▶ **INPUT DATA**
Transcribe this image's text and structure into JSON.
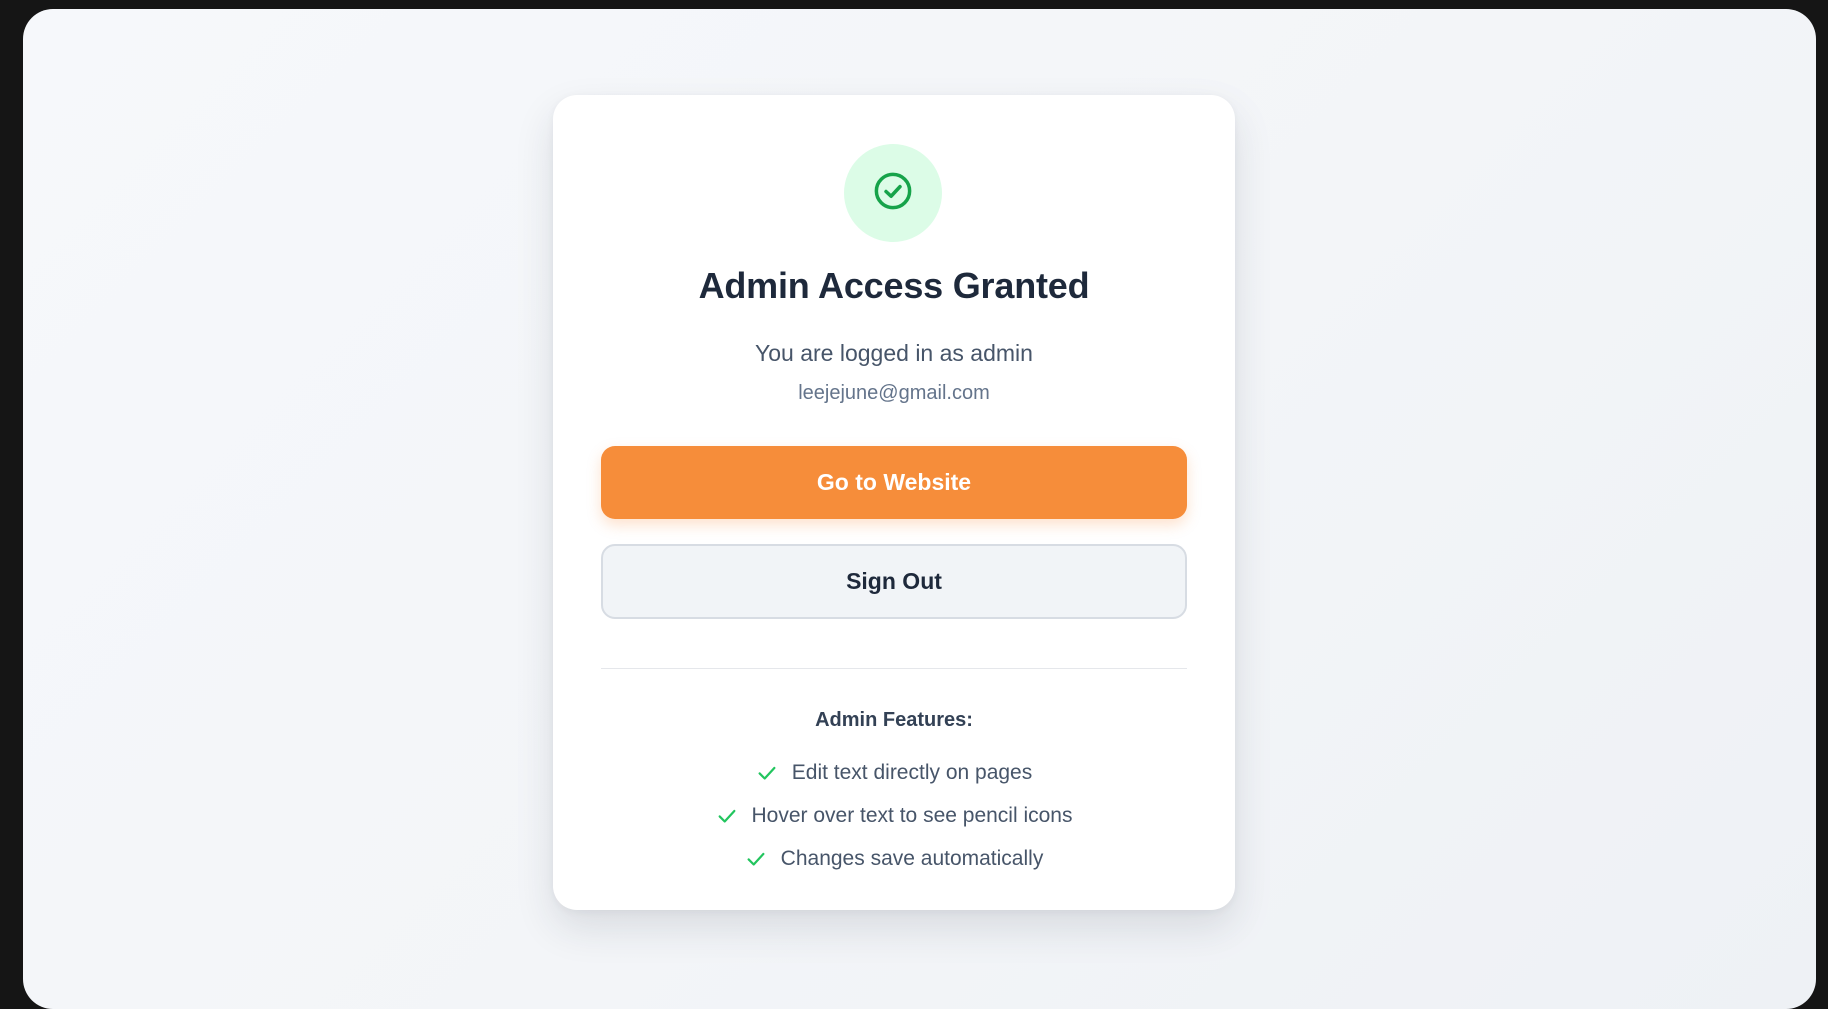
{
  "card": {
    "title": "Admin Access Granted",
    "subtitle": "You are logged in as admin",
    "email": "leejejune@gmail.com",
    "primary_button": "Go to Website",
    "secondary_button": "Sign Out",
    "features_heading": "Admin Features:",
    "features": [
      "Edit text directly on pages",
      "Hover over text to see pencil icons",
      "Changes save automatically"
    ]
  },
  "icons": {
    "badge": "check-circle-icon",
    "feature": "check-icon"
  },
  "colors": {
    "accent_orange": "#f68d3a",
    "success_green": "#16a34a",
    "success_bg": "#dcfce7",
    "title_text": "#1e293b"
  }
}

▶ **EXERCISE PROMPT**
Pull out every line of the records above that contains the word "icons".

▶ **WRITTEN ANSWER**
      "Hover over text to see pencil icons",
  "icons": {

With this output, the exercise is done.